People are gathered around the Key-Link booth at a tradeshow.


The Accuracy of Self-Reporting

The downside to self-attribution or self-reporting is accuracy. If you are asking someone how they found you on a form on your website, it's probably not going to be super accurate. That's because they have probably heard about you from more than one place. "It's like the omnichannel, multi-touch component," Zach points out. "You have to be all places."

Heather agrees completely. "That is what we hear from contractors. ‘We attended a dealer day, and we went and visited your Sprinter van or your mobile trailer, and we were able to touch and see products live. And then we went on Instagram, and we started following you.’ And two months later, ‘we're going to be at IBS and we'll stop by your booth.’"

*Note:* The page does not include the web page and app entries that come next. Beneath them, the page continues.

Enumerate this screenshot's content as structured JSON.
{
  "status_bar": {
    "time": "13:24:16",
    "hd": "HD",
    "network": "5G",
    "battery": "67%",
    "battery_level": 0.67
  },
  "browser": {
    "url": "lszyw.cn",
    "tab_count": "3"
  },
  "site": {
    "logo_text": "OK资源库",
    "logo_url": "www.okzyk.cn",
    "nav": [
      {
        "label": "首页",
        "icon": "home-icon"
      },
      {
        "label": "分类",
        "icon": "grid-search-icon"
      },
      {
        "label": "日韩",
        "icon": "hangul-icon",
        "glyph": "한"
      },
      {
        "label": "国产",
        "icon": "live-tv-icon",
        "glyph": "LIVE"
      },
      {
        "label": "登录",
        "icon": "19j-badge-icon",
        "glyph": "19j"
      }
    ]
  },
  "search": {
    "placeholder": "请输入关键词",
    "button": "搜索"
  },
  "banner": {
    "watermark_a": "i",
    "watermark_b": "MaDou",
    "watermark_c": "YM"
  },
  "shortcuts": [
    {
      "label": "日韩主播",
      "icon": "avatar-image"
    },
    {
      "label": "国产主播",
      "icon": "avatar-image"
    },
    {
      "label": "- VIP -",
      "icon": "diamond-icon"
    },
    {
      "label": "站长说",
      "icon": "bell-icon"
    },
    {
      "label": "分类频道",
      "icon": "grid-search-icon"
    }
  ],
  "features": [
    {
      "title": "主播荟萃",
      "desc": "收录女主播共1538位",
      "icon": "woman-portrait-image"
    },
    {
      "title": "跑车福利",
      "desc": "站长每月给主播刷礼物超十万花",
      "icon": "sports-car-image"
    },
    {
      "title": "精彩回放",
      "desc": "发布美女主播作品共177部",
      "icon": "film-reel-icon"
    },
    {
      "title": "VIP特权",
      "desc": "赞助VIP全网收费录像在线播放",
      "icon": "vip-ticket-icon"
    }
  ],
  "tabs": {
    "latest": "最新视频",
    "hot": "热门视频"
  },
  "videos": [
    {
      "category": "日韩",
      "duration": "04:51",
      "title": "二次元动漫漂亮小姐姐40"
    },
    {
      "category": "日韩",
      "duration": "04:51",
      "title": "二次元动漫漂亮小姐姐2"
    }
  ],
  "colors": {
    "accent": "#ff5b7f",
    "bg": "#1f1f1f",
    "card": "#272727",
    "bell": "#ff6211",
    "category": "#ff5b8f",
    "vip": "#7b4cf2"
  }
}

It's also important to find out where your audience is going for product information and who they are following on social media. "Every single product category has a couple of people that speak to, 'Hey, here are the things that I like,'" Zach points out. "And it's the reason why influencer marketing is growing. And so prioritizing those relationships with people that have that kind of influence is really important."

So, even though not everything done with marketing is trackable doesn't mean you shouldn't try to track it or optimize for it, especially as marketing becomes more multi-touch. As Beth explains, "A lot of times it's not a single conversation. It's not an email necessarily from a single person, but it's the ad that they saw. It's the Instagram post. It is the IBS booth and making all of those pieces part of the puzzle."

It Takes a Team

It's also important to realize that the days of marketing operating in silos are gone. Your brand can't look, sound or feel different on different channels, and the marketing team cannot operate alone either.

When it comes to your brand, "it's so important to have a really strong brand and a brand story because if you're going to be in all the channels, you have to make sure that your channels tell a consistent story and position your brand in the same way because otherwise, you'll break trust. And there's so much competition. If you lose trust, it's always harder to get it back."

When it comes to your marketing team, "it's more important than ever for the marketing team to work with the sales team, the product team, the business development team [and] the finance team. And sometimes, that's so painful," Heather admits. "We just want to create what we want to create or our ideas are what we think are the best. But for 2023 and beyond, just really believe if we want to keep our budget strong, and we want to keep our teams strong and grow our company — that it's going to take more of a collective team effort to make it and succeed moving forward."

Sales vs Marketing Meme

Zach agrees: "You need to [work with the finance team] because you understand what drives revenue. And if you can show tangible revenue attribution or revenue generation, it allows you to keep your budget and allows you to do more of the things you just talked about, like experimentation and doing more fun things as a marketing department."

Want Even More Insight?

"But I think, at the end of the day, it also goes back to something that we talk a lot about at our company — which is just valuing people," Heather finishes. "If you value the contractor, then you create ... things that they need because you value their time, and you value your relationship with them. And so you'd spend the time to talk with them."

This applies to everyone in the channel. If everyone works together and listens to each other, everyone sees an increase in value for themselves. "It does, at the end of the day, come back to that human connection, which I think can be made even more incredible when you integrate digital platforms [and] when you integrate all of those things together. It just makes life more fun and also challenging, but all those things have to work together really well."

To learn more about measuring for momentum and creating relationships with contractors, listen to the entire episode here. You can reach out to Heather on LinkedIn or by following Key-Link on Instagram.

Remember to like and subscribe to Smarter Building Materials Marketing wherever you get your podcasts.